As we go into the 2012 elections voters beware. You might be inclined to blame President Obama for the rising National Debt. However, if Governor Romney takes office in 2012, he will have four years of continuing rising deficits unless the big four spending categories are re-legislated. Why? Because minimal has been proposed in controlling rising spending, and any additional tax cuts will only expedite the problem. Of course the desire will again be to blame President Obama, but that will fall on deaf ears due to lack of rhetoric consistency.
If you still believe President Obama is to blame for $5 trillion in new debt, feel free to comment below identifying what legislation he signed to deliver such a disastrous fiscal decline. Whatever your belief, cut through the media’s rhetoric and read the actual budget. http://www.whitehouse.gov/omb
Super PACs make me so mad. Regardless of party affiliation, I think that everyone can agree that Super PACs are seriously undermining our democracy. Allowing individuals and corporations to make unlimited and undisclosed contributions is a sure way to buy politicians and thwart the democratic process. Please watch this excellent two-minute NYTimes Cast that gives a very clear and succinct explanation of how Super PACs work. For a more light-hearted and entertaining explanation, watch this clip from The Colbert Report that shows Colbert transferring control of his Super PAC over to Jon Stewart, whom he cannot "coordinate with." It gives me chills of horror when he concludes with: "And God bless Citizens United!"
Here are three simple ways you can take action:
1. Sign this petition started by the Democratic Senatorial Campaign Committee to reverse the Citizen's United Decision.
2. Sign this petition to President Obama started by the League of Women Voters to put appoint new commissioners to the FEC. I am a long-time member of the League of Women Voters, a non-partisan group that seeks to promote democracy by educating and registering voters and supporting voting rights. They argue that one way to keep money out of politics is to improve the Federal Election Commission: "The FEC is supposed to be the government agency that enforces campaign finance laws, but it isn’t working and hasn’t for a long time. Of the six commissioners at the agency, three of them simply refuse to enforce the law, and five of the six are serving despite the fact that their terms expired some time ago."

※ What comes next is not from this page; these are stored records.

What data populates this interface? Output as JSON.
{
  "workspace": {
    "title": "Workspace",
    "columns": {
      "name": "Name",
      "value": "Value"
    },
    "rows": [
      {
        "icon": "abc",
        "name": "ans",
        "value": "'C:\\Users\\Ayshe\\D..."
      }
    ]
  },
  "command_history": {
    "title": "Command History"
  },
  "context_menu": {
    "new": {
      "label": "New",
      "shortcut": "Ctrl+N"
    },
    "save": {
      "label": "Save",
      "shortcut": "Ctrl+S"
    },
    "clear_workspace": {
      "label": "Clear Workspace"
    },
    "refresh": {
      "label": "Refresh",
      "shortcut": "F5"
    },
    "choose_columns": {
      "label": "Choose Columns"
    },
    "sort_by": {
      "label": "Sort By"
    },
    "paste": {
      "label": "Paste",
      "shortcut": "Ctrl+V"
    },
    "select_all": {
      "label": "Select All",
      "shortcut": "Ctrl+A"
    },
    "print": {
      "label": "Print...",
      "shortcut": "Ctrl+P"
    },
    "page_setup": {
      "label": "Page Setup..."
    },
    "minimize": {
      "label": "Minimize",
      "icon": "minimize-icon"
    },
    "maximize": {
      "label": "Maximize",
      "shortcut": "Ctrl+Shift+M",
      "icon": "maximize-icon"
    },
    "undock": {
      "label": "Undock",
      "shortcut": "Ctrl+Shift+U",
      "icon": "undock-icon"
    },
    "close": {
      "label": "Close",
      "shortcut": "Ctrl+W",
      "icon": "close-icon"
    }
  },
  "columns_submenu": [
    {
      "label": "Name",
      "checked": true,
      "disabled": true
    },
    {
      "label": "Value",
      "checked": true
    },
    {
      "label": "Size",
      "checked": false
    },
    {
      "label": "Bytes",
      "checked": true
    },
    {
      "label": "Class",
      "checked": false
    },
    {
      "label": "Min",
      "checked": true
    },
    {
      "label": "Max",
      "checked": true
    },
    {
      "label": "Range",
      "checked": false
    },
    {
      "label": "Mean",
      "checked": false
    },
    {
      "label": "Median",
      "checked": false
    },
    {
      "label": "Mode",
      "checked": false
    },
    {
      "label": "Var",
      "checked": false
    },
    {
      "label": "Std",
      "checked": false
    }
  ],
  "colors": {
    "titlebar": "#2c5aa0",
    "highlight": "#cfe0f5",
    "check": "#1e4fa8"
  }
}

3. Find ways to get involved with your local community through the organization Move to Amend whose stated mission is to "get the money out of politics." They recently called for protests at federal courthouses all across the US on the second anniversary of the Citizens United decision.